THE CLAY FACTOR
While Del Potro has a respectable 5-9 record against Nadal head-to-head, he is 0-2 against the Mallorcan on clay. This will be their first meeting on the red dirt since the Davis Cup final in 2011.
Del Potro has played just 24 matches on clay in the last five seasons. Nadal has played more matches on clay this season alone.
WHAT THE PLAYERS SAID
Nadal on whether the psychological advantage he has over his opponents ever adds pressure on his shoulders:
“It is something that I am living always with this. I don’t feel this psychological advantage. And because I don’t consider myself there and the opponents there (indicating difference in level) that’s not affecting me in a negative way. I just go on court knowing that every match is difficult and I can lose and I can win. That’s the sport. So I know if I’m playing my best then I have my chances always. My only advantage and my only goal is I know if I play my best, I gonna have good chances.”
Nadal on how he embraces the pressure:
“I don’t have any obligation to win, first thing. Second thing, if you don’t feel the pressure, it’s because you don’t love the sport. And if you don’t love the sport is better to come back home and do another thing. And that’s it. Pressure is part of the sport in general. I don’t feel the pressure now in semifinals. I feel the pressure every day, but not here. I feel the pressure in every match of the year. And here is an important event for me. Pressure is good. You are able to control that, then things can — that pressure, that adrenaline can be in a positive way. And I believe that after that stop yesterday that adrenaline and that pressure was in a positive way, no?”
Del Potro on making the semis after nearly missing the tournament through injury:
“I’m feeling so, so happy to make the right decision for play here. I am doing well. Of course I didn’t expect to get in semi-finals couple of weeks before (smiling). But now I’m here, and I’m still alive. My physical is good, and hopefully I can be ready for tomorrow.”
Del Potro on the career longevity of Nadal and Roger Federer:

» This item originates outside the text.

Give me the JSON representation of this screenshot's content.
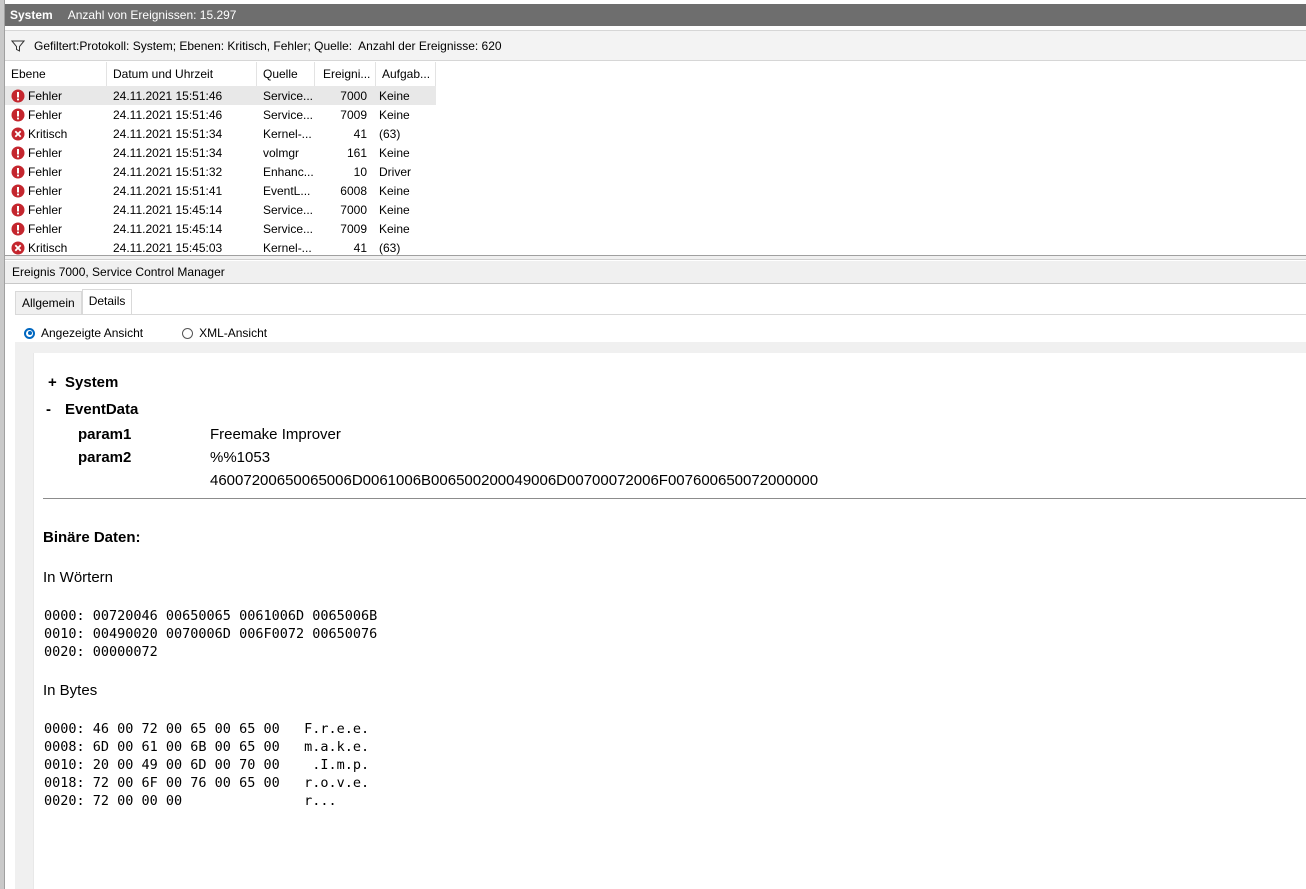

“I thought that after nine years I will play a different one, not Rafa or Roger. But all my semi-finals in Grand Slam was against them. The last one in US Open I lost against Rafa. In Wimbledon I lost against Djokovic. Here with Federer. And, I mean, it’s a big challenge to play them in Grand Slam. But anyways, I think they shows how good they are at playing Grand Slams because, after 10 years, they are fighting to win these kind of tournaments. It’s amazing for the tennis, the tennis world.”

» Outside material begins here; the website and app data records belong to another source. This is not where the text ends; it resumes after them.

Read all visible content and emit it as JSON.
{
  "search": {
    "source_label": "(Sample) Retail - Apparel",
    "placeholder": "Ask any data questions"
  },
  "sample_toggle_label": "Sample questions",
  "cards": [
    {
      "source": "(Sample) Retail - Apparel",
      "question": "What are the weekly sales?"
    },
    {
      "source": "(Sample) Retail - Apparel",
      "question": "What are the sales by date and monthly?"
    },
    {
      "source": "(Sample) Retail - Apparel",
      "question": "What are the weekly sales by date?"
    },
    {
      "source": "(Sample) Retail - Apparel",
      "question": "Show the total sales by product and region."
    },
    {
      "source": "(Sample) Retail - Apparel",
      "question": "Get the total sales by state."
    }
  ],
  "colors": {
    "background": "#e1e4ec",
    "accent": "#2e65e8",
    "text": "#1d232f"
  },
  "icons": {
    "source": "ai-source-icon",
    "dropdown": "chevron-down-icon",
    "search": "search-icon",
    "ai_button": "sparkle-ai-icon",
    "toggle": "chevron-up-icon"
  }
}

Del Potro on how confident he is in his chances against Nadal on Friday:
“Tomorrow I will try to play a match as I did in a different surface against Rafa, but he’s lefty and what I say before my match against [Albert] Ramos-Vinolas, a lefty player has advantage with me because he can find easily my backhand, and he knows what my backhand is at the moment. But anyways, I will try to do my best, to play my best tennis, and see if I can do a good match.”

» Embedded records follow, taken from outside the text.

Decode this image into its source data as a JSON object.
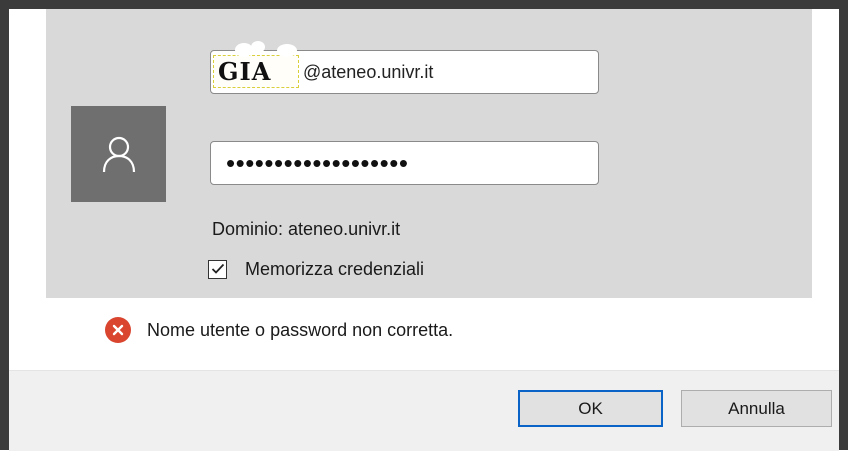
{
  "login": {
    "username_prefix": "GIA",
    "username_domain": "@ateneo.univr.it",
    "password_masked": "•••••••••••••••••••",
    "domain_text": "Dominio: ateneo.univr.it",
    "remember_label": "Memorizza credenziali",
    "remember_checked": true
  },
  "error": {
    "message": "Nome utente o password non corretta."
  },
  "buttons": {
    "ok_label": "OK",
    "cancel_label": "Annulla"
  },
  "icons": {
    "avatar": "user-icon",
    "error": "error-icon",
    "checkbox": "checkmark-icon"
  },
  "colors": {
    "panel_bg": "#d9d9d9",
    "avatar_bg": "#6f6f6f",
    "error_red": "#d9452f",
    "focus_blue": "#0a64c8"
  }
}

4 — Del Potro will return to the top-four in the rankings on Monday, for the first time since February 2014.
6 — Del Potro is the sixth Argentinean man in history to reach multiple semi-finals at Roland Garros.
11 — Roland Garros semi-finals for Nadal, an Open Era record.
27 — Grand Slam semi-final appearances for Nadal, 5th most by a man in the Open Era.
28 — Del Potro and Nadal both recorded their 28th match wins this season. Only two men have won more matches in 2018 – Alexander Zverev and Dominic Thiem, who have both won 34.
235 — Grand Slam match wins for Nadal, third most behind Federer (332) and Djokovic (244).